By Corey Erdman
After Adonis Stevenson had hammered Andrzej Fonfara with four consecutive monstrous left hands, it was clear that if not for any intervention, the bout would only end one way—with Fonfara out cold on the canvas.
Sensing that the outcome of the fight was inevitable—even more than the wide betting odds suggested it was from the outset—Fonfara's trainer Virgil Hunter stepped up onto the ring apron and stopped the fight. In doing so, Hunter did one of the most noble and brave things an individual can do. Know when enough is enough.
Whenever a fight is ended without one fighter completely separated from his senses and motionless in the center of the ring, there will be a collection of bloodthirsty fans didn't just want more, but feel they deserved it. Even Kell Brook's fractured eye socket was not sufficient reasoning for a fight to have ended for certain fans after he bravely battled Errol Spence Jr. There were some who were okay with Brook taking a knee, but were not okay with Nicholas Walters bowing out against Vasyl Lomachenko when he felt he could not win the fight.
"People don't know what Brook is going through with his recovery," former champion Paulie Malignaggi recently told Sky Sports. "Everybody goes about their normal days, but Brook will not be having a normal day because he's recovering from a difficult injury. For a fighter, it does not end on fight night."
Everyone has a level of punishment they deem acceptable and worthy of their time and money as a fan. Some simply view it as a sport and aren't personally offended by a fighter quitting or anyone involved forcing him to quit. Others don't view boxing the same way they assess other sports. They can understand why a baseball team down 10 runs will yank their starter, put in a mop up reliever and some bench players and wait for another day, but can't fathom that a fight would reach a point of being unwinnable like any other contest.
Decisions like the one Hunter made have to be made by trainers more often, because nearly everyone in boxing is discouraged from getting in the way of serious injury.
Fighters who take a knee are “quitters.” Referees who stop fights “ripped people off.” Jurisdictions that don't license fighters are “taking food off their tables.”
In stepping up and saving his fighter, Hunter was accused online of being everything from an overrated trainer to a variety of improprieties as absurd as wanting to beat the Montreal traffic.
What Hunter is, is a man who saw Fonfara, who statistically gets hit with more power punches than any other high level fighter in the sport, getting drubbed by Stevenson, statistically the most accurate power puncher in the sport. Combined with the erosion Fonfara had experienced in wars over the year, most notably a savage battle with Nathan Cleverly, and no amount of defensive training over an eight week training camp was realistically going to yield an outcome other than him getting knocked out.
It's precisely the insistence that anything short of that is an insufficient effort that leads to tragic situations like the one another former Stevenson opponent, David Whittom, is in right now.
Whittom is currently in a medically induced coma following a May 27 bout against Gary Kopas in Fredericton, New Brunswick.
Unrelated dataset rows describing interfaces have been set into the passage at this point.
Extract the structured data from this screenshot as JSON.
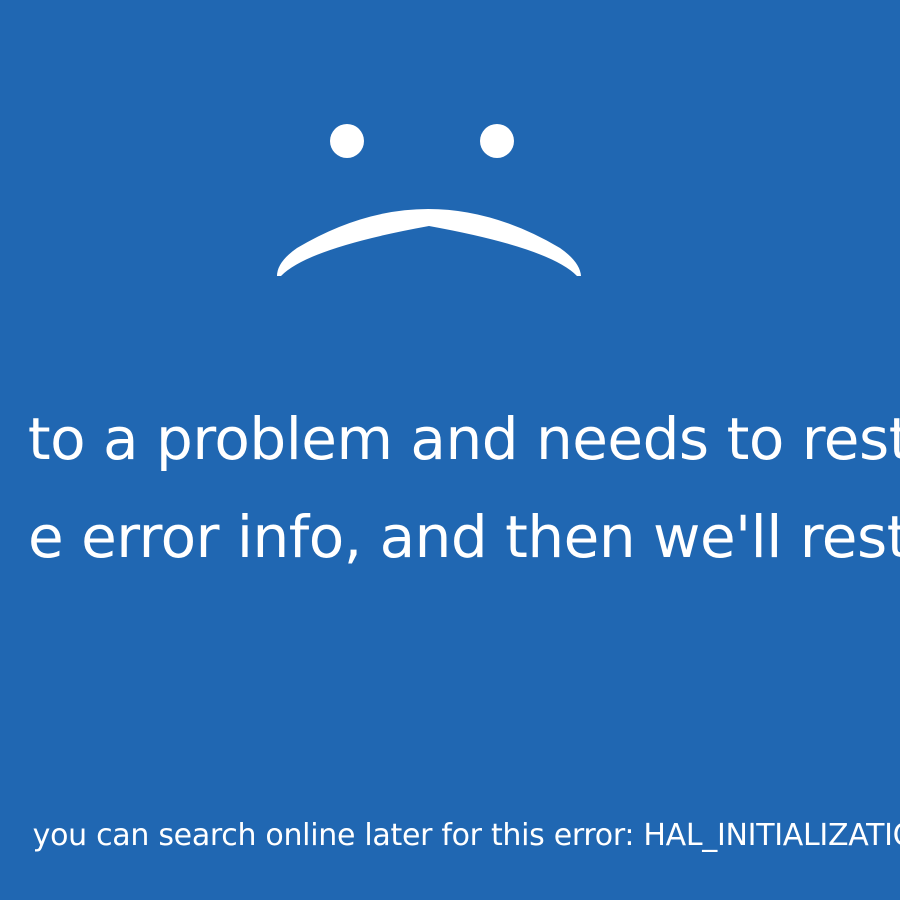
{
  "screen": {
    "background_color": "#2067b2",
    "foreground_color": "#ffffff",
    "face_icon": "sad-face-icon"
  },
  "message": {
    "line1": "to a problem and needs to resta",
    "line2": "e error info, and then we'll resta"
  },
  "error": {
    "hint_text": "you can search online later for this error: HAL_INITIALIZATIO"
  }
}
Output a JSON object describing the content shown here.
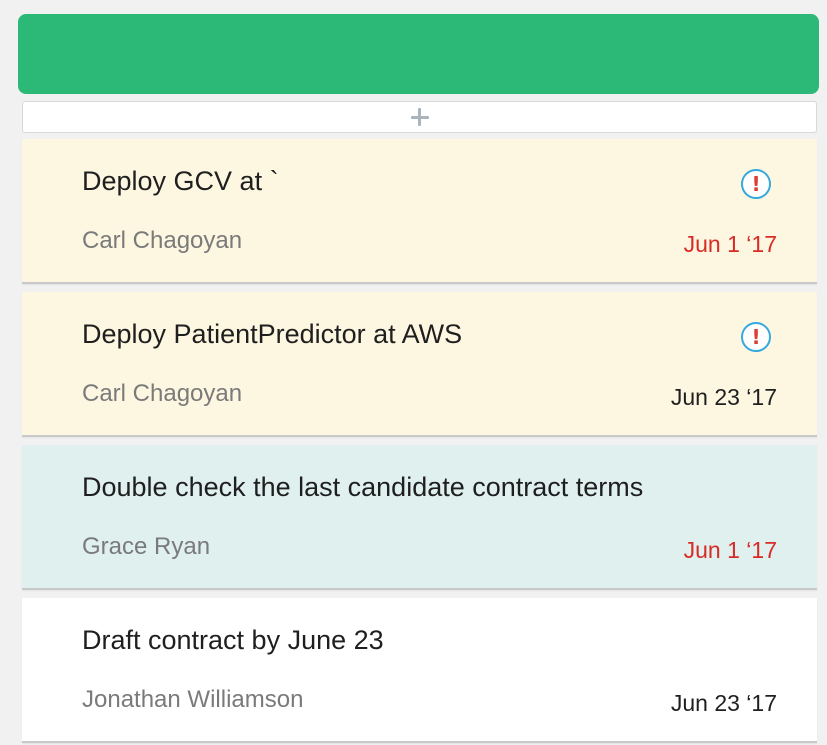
{
  "colors": {
    "header": "#2cb978",
    "card_yellow": "#fdf7e1",
    "card_teal": "#dff0ef",
    "card_white": "#ffffff",
    "overdue": "#d92b26",
    "normal_date": "#1f1f1f"
  },
  "add_row": {
    "icon": "plus-icon"
  },
  "cards": [
    {
      "title": "Deploy GCV at `",
      "assignee": "Carl Chagoyan",
      "date": "Jun 1 ‘17",
      "date_status": "overdue",
      "flagged": true,
      "bg": "#fdf7e1",
      "alert_glyph": "!"
    },
    {
      "title": "Deploy PatientPredictor at AWS",
      "assignee": "Carl Chagoyan",
      "date": "Jun 23 ‘17",
      "date_status": "normal",
      "flagged": true,
      "bg": "#fdf7e1",
      "alert_glyph": "!"
    },
    {
      "title": "Double check the last candidate contract terms",
      "assignee": "Grace Ryan",
      "date": "Jun 1 ‘17",
      "date_status": "overdue",
      "flagged": false,
      "bg": "#dff0ef"
    },
    {
      "title": "Draft contract by June 23",
      "assignee": "Jonathan Williamson",
      "date": "Jun 23 ‘17",
      "date_status": "normal",
      "flagged": false,
      "bg": "#ffffff"
    }
  ]
}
The footage of the bout is grotesque, with a clearly incapacitated Whittom being stood up and allowed to take two extra haymakers following a knockdown before the fight was stopped.
Coming into the fight, Whittom had lost 18 of 20 fights, and had engaged in at least 10 unsanctioned bare knuckle bouts as well. He had been beaten up by everyone from Stevenson to Eleider Alvarez to Hughie Fury. Commissions kept sanctioning him, trainers kept working with him, promoters kept booking him, and considering he was only stopped in the first round three times, referees almost always gave him the benefit of the doubt.
He exhibited exactly the borderline maniacal bravery some demand in every fight...to what end? Whittom did go the distance with Stevenson, and in his last fight, he didn't go out on his back. Unfortunately, that may be the only position he'll ever be in again.
Prior to Fonfara's bout against Cleverly, he said in an interview that his goals in boxing were to make enough money to be secure, and one day train fighters in Chicago. Modest aspirations, ones that indicate that the fight game is a means to hopeful financial stability just like any other job.
Perhaps the most memorable corner stoppage in recent memory was Billy Briscoe's saving of Gabe Rosado against Gennady Golovkin. Prior to throwing in the towel, Briscoe could be heard yelling to Rosado's father, “I gotta stop it, your son's gonna die.”
On live television, Briscoe sharply vocalized the grave danger that exists in boxing, a fact willingly ignored all too often at every level in the sport.
Boxing is not a bloodsport. It is an athletic competition involving human beings. It is an unthinkably dangerous vocation that requires men and women to dedicate their whole lives. They spend years mastering an otherwise useless skill, and once they have, wager their own physical currency for the chance at making money. Every little decision made in boxing—particularly whether to continue fighting or not—should be done so with the consideration of health and future prosperity, not whether the ending of a bout is horrific enough for a perverse portion of the audience.
Hunter recognized that in Montreal. Fonfara and Hunter tried to win until they couldn't—even if it only took four minutes to figure out. And though Fonfara's goal of winning a world title will most likely never happen, he will now at least have an opportunity to be healthy enough to achieve his larger life goals.